Following the recession, the number of these households increased 11.4% from 2007 to 2010, reaching 22 million people, while total households grew by only 1.3%.
“Although reasons for household sharing are not discernible from the survey, our analysis suggests that adults and families coped with challenging economic circumstances over the course of the recession by joining households or combining households with other individuals or families,” said Laryssa Mykyta, Census Bureau analyst and co-author of the report.
In 2010, 30.1% of all adults lived in a shared household, up from 27.7% in 2007.
A shared household, in this case, includes an “additional adult” over the age of 18 who isn’t enrolled in school and isn’t the cohabitating partner or spouse of the householder.

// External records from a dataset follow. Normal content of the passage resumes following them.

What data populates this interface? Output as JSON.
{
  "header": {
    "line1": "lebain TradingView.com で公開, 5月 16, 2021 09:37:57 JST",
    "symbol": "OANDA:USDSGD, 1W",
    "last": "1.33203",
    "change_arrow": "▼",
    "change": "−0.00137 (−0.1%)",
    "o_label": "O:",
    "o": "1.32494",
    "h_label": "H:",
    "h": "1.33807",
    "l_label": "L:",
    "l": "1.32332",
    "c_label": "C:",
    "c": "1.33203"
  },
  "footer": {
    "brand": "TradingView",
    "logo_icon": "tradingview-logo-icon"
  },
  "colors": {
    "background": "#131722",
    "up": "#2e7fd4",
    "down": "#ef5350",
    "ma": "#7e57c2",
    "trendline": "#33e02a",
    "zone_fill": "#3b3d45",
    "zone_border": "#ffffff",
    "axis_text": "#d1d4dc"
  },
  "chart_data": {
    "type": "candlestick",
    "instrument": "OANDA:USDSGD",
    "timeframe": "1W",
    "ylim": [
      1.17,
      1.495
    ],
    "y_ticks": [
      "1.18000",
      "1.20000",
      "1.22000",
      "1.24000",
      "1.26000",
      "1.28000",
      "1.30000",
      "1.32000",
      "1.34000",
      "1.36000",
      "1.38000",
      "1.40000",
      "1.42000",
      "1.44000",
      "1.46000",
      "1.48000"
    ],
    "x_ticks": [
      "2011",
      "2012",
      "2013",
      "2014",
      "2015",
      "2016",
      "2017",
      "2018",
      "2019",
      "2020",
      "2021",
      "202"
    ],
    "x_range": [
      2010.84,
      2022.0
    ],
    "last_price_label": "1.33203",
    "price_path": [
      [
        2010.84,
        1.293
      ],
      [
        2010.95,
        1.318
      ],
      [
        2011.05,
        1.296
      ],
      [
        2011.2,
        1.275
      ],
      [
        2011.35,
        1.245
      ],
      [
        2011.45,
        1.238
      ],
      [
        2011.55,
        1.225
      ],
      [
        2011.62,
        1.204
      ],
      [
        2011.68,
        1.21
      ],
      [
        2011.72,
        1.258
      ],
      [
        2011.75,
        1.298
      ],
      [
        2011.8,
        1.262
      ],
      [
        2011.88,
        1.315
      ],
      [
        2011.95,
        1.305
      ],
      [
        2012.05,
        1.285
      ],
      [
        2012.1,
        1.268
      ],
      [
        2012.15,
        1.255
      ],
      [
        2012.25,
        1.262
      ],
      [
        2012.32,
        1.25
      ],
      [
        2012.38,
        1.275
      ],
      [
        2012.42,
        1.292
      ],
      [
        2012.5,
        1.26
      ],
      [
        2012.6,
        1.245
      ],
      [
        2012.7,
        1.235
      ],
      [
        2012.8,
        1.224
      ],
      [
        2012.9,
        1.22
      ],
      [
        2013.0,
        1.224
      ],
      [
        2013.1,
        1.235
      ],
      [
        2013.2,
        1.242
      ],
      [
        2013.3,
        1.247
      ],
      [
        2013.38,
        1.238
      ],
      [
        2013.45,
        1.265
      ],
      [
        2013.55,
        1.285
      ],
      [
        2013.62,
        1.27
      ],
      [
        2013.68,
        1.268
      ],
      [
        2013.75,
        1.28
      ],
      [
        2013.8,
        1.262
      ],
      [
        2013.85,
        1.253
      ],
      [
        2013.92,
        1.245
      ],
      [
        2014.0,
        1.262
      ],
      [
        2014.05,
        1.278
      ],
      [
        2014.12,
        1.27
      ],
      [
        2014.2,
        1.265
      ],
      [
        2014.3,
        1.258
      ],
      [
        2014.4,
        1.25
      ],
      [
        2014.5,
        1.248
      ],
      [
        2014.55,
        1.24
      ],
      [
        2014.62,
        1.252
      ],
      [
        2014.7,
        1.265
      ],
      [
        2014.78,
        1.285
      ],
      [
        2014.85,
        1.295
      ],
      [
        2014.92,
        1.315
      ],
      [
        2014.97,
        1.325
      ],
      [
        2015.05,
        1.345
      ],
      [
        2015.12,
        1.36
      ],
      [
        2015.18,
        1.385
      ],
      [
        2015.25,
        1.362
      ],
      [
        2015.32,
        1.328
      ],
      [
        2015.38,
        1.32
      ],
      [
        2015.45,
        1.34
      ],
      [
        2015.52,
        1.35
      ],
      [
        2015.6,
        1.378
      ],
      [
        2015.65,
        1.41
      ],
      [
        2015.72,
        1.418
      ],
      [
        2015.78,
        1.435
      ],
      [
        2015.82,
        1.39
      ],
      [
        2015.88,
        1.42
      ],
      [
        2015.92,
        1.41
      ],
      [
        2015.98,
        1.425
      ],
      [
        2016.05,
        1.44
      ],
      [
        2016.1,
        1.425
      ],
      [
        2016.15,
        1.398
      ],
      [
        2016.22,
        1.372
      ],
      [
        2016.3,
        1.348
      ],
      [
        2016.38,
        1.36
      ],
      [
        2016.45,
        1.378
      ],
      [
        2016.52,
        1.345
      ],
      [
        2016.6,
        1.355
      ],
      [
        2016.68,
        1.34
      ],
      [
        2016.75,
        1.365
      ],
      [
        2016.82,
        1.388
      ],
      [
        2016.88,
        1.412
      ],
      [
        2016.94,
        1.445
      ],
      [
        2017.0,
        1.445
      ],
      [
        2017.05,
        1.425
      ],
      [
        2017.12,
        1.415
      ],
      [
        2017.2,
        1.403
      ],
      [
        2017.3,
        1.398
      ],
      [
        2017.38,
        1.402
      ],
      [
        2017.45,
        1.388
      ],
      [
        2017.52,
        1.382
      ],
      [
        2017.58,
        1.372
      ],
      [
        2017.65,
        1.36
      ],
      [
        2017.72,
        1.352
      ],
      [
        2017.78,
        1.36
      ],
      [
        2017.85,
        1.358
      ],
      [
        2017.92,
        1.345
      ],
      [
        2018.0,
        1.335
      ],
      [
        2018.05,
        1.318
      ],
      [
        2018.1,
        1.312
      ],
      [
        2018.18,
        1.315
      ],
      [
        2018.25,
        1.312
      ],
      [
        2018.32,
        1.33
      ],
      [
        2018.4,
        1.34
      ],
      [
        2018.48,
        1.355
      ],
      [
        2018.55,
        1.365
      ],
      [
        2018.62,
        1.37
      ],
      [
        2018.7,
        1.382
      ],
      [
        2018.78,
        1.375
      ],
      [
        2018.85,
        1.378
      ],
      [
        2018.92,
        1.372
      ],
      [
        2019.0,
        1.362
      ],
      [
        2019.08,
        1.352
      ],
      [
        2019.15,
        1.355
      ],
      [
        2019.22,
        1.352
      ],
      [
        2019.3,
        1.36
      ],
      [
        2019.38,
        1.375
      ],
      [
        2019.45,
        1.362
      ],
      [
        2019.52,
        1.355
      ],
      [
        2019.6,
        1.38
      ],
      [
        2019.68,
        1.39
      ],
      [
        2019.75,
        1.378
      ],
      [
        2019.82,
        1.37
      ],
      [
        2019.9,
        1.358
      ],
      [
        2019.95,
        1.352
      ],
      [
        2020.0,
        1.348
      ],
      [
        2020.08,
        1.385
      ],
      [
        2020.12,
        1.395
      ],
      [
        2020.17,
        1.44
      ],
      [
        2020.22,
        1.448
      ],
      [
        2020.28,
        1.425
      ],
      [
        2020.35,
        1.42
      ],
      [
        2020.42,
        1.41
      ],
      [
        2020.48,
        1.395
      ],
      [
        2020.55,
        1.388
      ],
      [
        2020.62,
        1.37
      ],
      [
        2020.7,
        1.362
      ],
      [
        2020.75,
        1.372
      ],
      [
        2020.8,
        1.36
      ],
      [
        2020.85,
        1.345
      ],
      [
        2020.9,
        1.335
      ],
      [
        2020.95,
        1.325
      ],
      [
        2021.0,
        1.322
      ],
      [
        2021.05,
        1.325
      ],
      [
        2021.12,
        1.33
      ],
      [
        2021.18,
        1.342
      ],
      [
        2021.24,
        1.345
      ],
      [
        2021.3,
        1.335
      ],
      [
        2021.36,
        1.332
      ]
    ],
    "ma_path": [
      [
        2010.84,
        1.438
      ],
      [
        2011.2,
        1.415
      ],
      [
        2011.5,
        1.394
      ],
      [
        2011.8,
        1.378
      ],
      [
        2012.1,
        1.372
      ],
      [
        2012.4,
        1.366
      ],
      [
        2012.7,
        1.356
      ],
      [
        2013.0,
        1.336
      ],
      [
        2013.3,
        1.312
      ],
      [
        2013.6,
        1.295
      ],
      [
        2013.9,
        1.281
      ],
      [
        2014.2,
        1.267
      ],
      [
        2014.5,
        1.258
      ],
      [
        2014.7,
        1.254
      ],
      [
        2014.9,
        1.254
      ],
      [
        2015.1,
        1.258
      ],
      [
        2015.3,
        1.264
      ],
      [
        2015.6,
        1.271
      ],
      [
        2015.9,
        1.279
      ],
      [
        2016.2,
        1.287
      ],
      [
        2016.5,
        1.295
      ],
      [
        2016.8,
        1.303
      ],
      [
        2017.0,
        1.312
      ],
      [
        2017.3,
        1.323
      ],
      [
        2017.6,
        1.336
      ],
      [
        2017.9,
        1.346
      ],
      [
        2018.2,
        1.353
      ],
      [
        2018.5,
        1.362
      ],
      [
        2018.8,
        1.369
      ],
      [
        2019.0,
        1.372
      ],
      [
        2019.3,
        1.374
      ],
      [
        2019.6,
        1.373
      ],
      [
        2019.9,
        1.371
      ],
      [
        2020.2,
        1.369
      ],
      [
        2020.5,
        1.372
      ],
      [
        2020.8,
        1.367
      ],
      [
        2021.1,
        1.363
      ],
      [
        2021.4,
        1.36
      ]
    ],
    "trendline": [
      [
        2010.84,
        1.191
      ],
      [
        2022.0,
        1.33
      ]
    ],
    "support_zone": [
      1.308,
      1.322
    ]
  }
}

More than half of the additional adults were under the age of 35, but since the recession, those in the 25 to 35 age demographic accounted for almost half of the rise in people who live with another householder.
The number of these “adult children” living with their parents grew from 1.2 million to 15.8 million in the three years between 2007 and 2010.
Additional adults showed higher personal poverty rates compared with primary adults in 2007 as well as 2010, following the “understanding of household sharing as a strategy to pool resources.”
“Household sharing seems to be a means of alleviating economic strain at the household level,” the report said.
The report compares data from the Annual Social and Economic Supplement of the Current Population Survey, which monitored household composition in December 2007 prior to the recession and then again in June 2009 after the recession had ended.
For more information, read the full report here.